** To do **
Return all entries verbatim; skip any pictures.

Dataset rows describing interfaces
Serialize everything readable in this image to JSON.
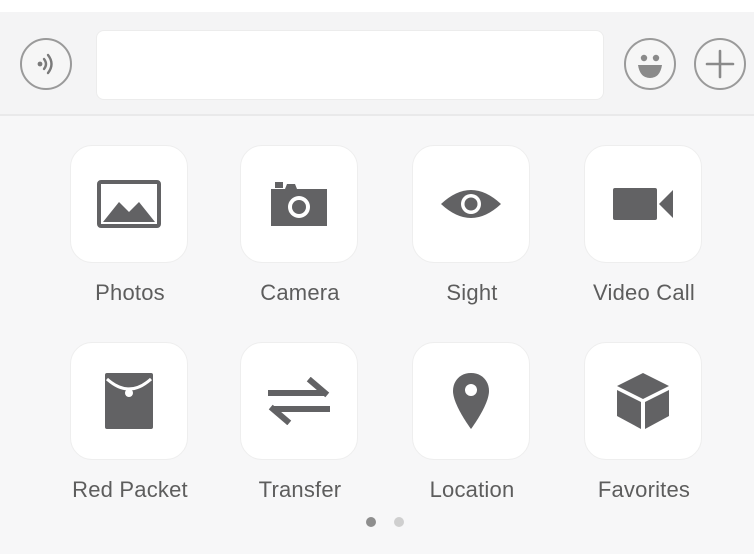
{
  "input_bar": {
    "voice_button": "voice-wave-icon",
    "text_value": "",
    "emoji_button": "smiley-face-icon",
    "plus_button": "plus-icon"
  },
  "panel": {
    "items": [
      {
        "label": "Photos",
        "icon": "photo-icon"
      },
      {
        "label": "Camera",
        "icon": "camera-icon"
      },
      {
        "label": "Sight",
        "icon": "eye-icon"
      },
      {
        "label": "Video Call",
        "icon": "video-camera-icon"
      },
      {
        "label": "Red Packet",
        "icon": "red-packet-icon"
      },
      {
        "label": "Transfer",
        "icon": "transfer-arrows-icon"
      },
      {
        "label": "Location",
        "icon": "location-pin-icon"
      },
      {
        "label": "Favorites",
        "icon": "cube-icon"
      }
    ],
    "pager": {
      "pages": 2,
      "current": 1
    }
  },
  "colors": {
    "icon": "#626264",
    "tile_bg": "#ffffff",
    "panel_bg": "#f7f7f8",
    "label": "#5d5d5d"
  }
}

** Written solution **
Serialize everything readable in this image to JSON.
{
  "input_bar": {
    "voice_button": "voice-wave-icon",
    "text_value": "",
    "emoji_button": "smiley-face-icon",
    "plus_button": "plus-icon"
  },
  "panel": {
    "items": [
      {
        "label": "Photos",
        "icon": "photo-icon"
      },
      {
        "label": "Camera",
        "icon": "camera-icon"
      },
      {
        "label": "Sight",
        "icon": "eye-icon"
      },
      {
        "label": "Video Call",
        "icon": "video-camera-icon"
      },
      {
        "label": "Red Packet",
        "icon": "red-packet-icon"
      },
      {
        "label": "Transfer",
        "icon": "transfer-arrows-icon"
      },
      {
        "label": "Location",
        "icon": "location-pin-icon"
      },
      {
        "label": "Favorites",
        "icon": "cube-icon"
      }
    ],
    "pager": {
      "pages": 2,
      "current": 1
    }
  },
  "colors": {
    "icon": "#626264",
    "tile_bg": "#ffffff",
    "panel_bg": "#f7f7f8",
    "label": "#5d5d5d"
  }
}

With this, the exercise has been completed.